For the most part, I think these problems are just plain tedious! Books just tend to leave out all of the "longwinded" dirty work just so that it looks nice in print.Now on the second part, it is finding the equation of ax +by = 1, which i am generally having to find so i can compute the inverse of a(modb). They have managed to do this in 7 steps. It always takes me like more than twice as many in a really longwinded fashion. Has the example below missed out some steps for the sake of conciseness? I just dont understand how they are doing what they are doing.

For example I would have said

1= 3- 2

1 = (20-17) - (17 - (5x3))

1 = ((57-37) - (37-20)) - ((37-20) - 5(20-17))

etc.

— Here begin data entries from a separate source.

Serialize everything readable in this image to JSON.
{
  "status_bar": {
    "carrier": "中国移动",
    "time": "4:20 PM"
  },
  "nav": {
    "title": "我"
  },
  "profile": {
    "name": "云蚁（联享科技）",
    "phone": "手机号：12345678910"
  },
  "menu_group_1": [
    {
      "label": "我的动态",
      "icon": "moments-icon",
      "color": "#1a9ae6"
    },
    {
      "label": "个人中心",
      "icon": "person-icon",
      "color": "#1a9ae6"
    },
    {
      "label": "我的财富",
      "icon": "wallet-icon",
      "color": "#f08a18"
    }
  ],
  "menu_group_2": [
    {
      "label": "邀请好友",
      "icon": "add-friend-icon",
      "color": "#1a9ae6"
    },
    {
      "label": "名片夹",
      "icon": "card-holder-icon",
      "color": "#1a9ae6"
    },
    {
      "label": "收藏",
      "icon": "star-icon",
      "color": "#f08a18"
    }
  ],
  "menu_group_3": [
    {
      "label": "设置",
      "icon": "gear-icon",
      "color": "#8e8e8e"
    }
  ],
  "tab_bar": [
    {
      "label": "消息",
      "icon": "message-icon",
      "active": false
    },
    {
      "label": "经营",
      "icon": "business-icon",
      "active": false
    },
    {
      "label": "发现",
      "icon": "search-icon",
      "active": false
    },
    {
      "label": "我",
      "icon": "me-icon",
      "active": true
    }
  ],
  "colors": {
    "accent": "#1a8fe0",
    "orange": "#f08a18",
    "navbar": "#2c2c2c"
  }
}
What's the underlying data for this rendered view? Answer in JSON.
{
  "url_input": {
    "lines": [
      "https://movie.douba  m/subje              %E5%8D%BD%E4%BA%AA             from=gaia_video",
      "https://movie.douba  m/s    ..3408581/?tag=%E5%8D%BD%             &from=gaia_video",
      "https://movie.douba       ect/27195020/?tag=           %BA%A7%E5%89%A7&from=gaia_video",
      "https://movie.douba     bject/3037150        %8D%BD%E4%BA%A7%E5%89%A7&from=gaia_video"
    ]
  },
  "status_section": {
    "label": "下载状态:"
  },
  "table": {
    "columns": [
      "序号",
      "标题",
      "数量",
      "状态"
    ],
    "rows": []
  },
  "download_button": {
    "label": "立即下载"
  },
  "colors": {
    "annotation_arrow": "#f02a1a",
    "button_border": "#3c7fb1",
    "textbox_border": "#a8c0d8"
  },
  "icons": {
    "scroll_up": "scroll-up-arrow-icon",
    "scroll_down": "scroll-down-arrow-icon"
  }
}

Which is obviously far more longwinded, but equally as methodical. I want to know how to do this more concisely so in an exam it would be far less confusing and time consuming.

Your method looks like it works just fine, but as you continue on, it can get pretty messy. I just worked out this problem in 14 lines. When I do it, I simplify as much as I can before I move on to the next step, so that I don't lose track of where I am; and it saves from having to do all of the simplifying at the end. Heres how I do it:

1 = 3 + (-1)2

= 3 + (-1)[17 + (-3)5]

= (-1)17 + 6(3) simplified

= (-1)17 + 6[20 + (-1)17] next step

= (6)20 + (-7)17 simplified

= (6)20 + (-7)[37 + (-1)20] next step

= (-7)37 + (13)20 .

. .

. .

.

= (-20)322 + (113)[701 + (-2)322]

= (113)701 + (-246)322

On exams, I would have a spot on the paper where I put the "concise 7-step" part and on the side or on scratch paper I would have all of the dirtywork of simplifying. That definitely makes things look neater for the grader.

It just takes some practice to get used to the Euclidean Method.

Oh, and if you think that this is such a messy longwinded method of doing this, just wait, you'll probably have to do the Euclidean Method with polynomials instead of integers one of these days!